There was no major Google algorithm update this past month that shook up the entire SEO community. Instead, we got a few shorter "bursts" of rank volatility that had their own story to tell. On top of that, mobile indexing multiplied by immense proportions, Chrome's update brought us more direct answers, and a good dozen or so SERP feature tests and changes popped up.
Oh, and Google announced a slew of some pretty big changes that could change the entire way we think about search and go about optimization vis a
vis the user's experience.
Most SEO professionals know the ins and outs of the trade – that content is king, that technical SEO optimization is a must, and that you can’t get serious rank traction without quality backlinks. The thing is, that succeeding as an SEO agency is not just about knowing SEO, it’s about understanding how to manage the client relationship, a central part of which is knowing the right way to prepare SEO reports.
There's this sentiment that rank has become increasingly more volatile. To a large extent, we've chalked this up to machine learning, or RankBrain in specific. That said, what does the current ranking landscape actually look like? How does it differ than the allegedly more stable past? What new ranking dynamics has machine learning left us with? What can we do about them?
August was a month for the Google SERP record books and it's not all thanks to the monster of an update that rolled-out. Yes, the early August Google Update, commonly referred to as the Medic Update, was massive and I'll surely discuss it and how it has changed the name of the game in many ways. However, one of the most exciting things to develop over the month has been Google Posts and it's move towards independence.
Welcome to the SERP News covering August 2018!
Google's early August update was one the most drastic changes I've ever had the 'pleasure' of studying. No site within any niche was safe. Not even the top results on the page could withstand its algorithmic inertia. Amidst the waves of rank fluctuations, a peculiar site pattern emerged, one that had us wondering...
Can Google now profile your site?
What's Google showing in the new desktop carousel? Where do the carousel's YouTube URLs rank within YouTube itself? Is the SERP getting the best YouTube has to offer? Can you optimize for YouTube and the desktop video carousel simultaneously? Does top spot YouTube placement guarantee carousel priority?
I took 155 video carousel keywords and compared the rank of the top 6 cards in each carousel to the URLs rank inside of YouTube - these are my results.
I don't think I need to say that Google's August 2018 broad core update was a big deal. You can judge an update by the buzz it gets... and this update was thunderous. Of course, anyone and everyone
is grasping at straws trying to 'figure the update out'. How impactful was the update? Which sites did it hit? What kind of sites were affected? While I can't definitively explain the update (Can anyone?), I did some digging and came back with some small trinkets of algorithmic treasure. Here's what I found.
When it rains it pours, or in SEO terms, when Google showers us with changes to the SERP, it follows them up with even more adjustments! The June SERP's big-ticket momentum rolled right into July as the SERP continued to evolve at break-neck speed... a Speed Update that is. Not only did the search engine roll out its highly anticipated mobile speed update, but it made a splash with some serious SERP feature shifts and a series of tests to hotel Knowledge Panels that make all previous tests look like child's play!
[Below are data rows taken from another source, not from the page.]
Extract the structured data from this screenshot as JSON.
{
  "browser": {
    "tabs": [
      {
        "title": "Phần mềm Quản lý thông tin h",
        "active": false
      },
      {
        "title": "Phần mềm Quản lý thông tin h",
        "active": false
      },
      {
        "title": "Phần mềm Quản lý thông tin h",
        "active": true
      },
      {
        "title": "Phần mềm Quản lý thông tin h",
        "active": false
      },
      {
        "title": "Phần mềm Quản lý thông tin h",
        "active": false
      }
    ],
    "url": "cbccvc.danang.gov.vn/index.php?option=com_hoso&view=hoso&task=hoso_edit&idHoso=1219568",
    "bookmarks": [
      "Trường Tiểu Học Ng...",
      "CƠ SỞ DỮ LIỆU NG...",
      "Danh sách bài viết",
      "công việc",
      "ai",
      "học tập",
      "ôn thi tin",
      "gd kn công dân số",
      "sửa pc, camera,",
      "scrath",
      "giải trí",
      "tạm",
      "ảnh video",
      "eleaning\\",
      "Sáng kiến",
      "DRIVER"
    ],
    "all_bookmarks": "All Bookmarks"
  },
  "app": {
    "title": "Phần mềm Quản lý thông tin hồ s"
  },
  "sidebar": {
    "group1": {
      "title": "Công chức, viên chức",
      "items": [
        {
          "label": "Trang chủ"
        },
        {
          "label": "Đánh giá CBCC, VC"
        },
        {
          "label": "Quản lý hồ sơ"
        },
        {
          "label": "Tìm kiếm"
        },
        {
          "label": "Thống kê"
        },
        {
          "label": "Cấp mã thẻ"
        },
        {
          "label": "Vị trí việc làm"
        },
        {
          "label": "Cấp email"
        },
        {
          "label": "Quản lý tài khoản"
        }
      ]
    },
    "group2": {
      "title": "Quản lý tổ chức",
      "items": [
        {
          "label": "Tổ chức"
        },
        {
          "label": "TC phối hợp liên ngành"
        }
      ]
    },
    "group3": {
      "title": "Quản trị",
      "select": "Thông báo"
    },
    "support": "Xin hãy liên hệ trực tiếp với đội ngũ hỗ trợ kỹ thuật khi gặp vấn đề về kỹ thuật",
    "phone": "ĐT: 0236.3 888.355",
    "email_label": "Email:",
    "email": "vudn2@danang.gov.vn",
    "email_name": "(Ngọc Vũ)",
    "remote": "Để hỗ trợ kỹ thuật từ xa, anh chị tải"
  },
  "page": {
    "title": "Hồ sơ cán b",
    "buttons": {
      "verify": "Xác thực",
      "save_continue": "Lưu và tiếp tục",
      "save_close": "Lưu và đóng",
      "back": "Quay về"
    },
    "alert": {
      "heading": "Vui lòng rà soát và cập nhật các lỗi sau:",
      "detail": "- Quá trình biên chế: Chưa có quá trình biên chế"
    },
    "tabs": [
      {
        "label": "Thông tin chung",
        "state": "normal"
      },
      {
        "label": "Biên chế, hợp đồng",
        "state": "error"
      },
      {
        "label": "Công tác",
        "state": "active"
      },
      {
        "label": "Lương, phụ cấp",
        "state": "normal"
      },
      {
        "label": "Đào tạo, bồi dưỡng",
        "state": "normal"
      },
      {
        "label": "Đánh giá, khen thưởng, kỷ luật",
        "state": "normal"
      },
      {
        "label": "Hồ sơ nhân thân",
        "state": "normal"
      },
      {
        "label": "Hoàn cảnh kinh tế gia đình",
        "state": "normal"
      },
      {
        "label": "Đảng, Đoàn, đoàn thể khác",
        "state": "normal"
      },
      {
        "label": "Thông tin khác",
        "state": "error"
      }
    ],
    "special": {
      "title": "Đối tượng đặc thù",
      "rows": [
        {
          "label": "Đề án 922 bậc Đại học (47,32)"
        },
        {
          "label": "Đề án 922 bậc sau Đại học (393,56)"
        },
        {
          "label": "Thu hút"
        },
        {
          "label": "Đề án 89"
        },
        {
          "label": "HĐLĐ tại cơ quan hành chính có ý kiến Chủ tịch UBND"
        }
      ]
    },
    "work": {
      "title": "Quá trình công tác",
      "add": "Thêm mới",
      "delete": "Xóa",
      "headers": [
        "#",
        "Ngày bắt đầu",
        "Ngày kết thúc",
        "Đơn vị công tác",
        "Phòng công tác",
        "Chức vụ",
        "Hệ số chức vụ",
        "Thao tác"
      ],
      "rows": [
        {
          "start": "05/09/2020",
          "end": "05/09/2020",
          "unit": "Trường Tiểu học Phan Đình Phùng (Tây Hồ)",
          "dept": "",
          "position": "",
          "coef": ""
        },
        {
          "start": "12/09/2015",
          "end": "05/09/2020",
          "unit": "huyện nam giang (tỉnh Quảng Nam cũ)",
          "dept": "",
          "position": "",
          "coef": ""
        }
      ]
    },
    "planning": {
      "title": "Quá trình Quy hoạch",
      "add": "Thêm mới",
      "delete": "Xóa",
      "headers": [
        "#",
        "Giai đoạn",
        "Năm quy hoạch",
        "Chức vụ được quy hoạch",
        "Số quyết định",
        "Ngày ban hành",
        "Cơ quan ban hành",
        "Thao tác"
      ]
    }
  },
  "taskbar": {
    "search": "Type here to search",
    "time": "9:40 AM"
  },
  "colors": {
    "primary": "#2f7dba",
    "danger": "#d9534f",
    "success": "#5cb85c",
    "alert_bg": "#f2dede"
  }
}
Have you felt it? Google's SERP features have bulked up and have moved from being a concern to sites ranking organically to being a competitive juggernaut that every SEO needs to constantly consider. Now, the search engine is going all-in with a new tactic: hybrid SERP features that combine elements from multiple features (so as to better hone in on a legion of different user intents). At the same time, it feels like Google is using its "traditional" features to offer a more powerful SERP feature punch these days.
Let's take a walk through the SERP as I've seen it and see what's perhaps going on.
Image Thumbnails, a mobile SERP favorite, are now present on far more SERPs than they had been just days ago. The proliferation of the thumbnails on the mobile SERP does not appear to be a simple across the board increase in the SERP feature. Rather, the data indicates that the uptick is heavily due to the feature now being relevant to local queries on mobile.
The recent past has been an adventurous snapshot in time on the Google SERP. There seems to have been a shift in how Google uses its SERP features on a variety of levels. Due to the dynamism of these adjustments, I don't think we as an industry have fully been able to define the current construct, both in terms of the actual changes that have been made, and in terms of the unifying elements that make them a part of Google's larger strategy. With that, I'd like to present one of the many missing pieces of this puzzle, a new bidding system for Google's Local Pack and Featured Snippets.
Here we go again! Google shakes up the SERP with an unexpected move that saw YouTube lose some significant organic visibility (among a slew of other implications that seem to keep piling up). Not only that, but June gave us more information on two major Google mover and shakers, the mobile-first index
and the Speed update. Oh, and there was another onslaught of SERP feature changes.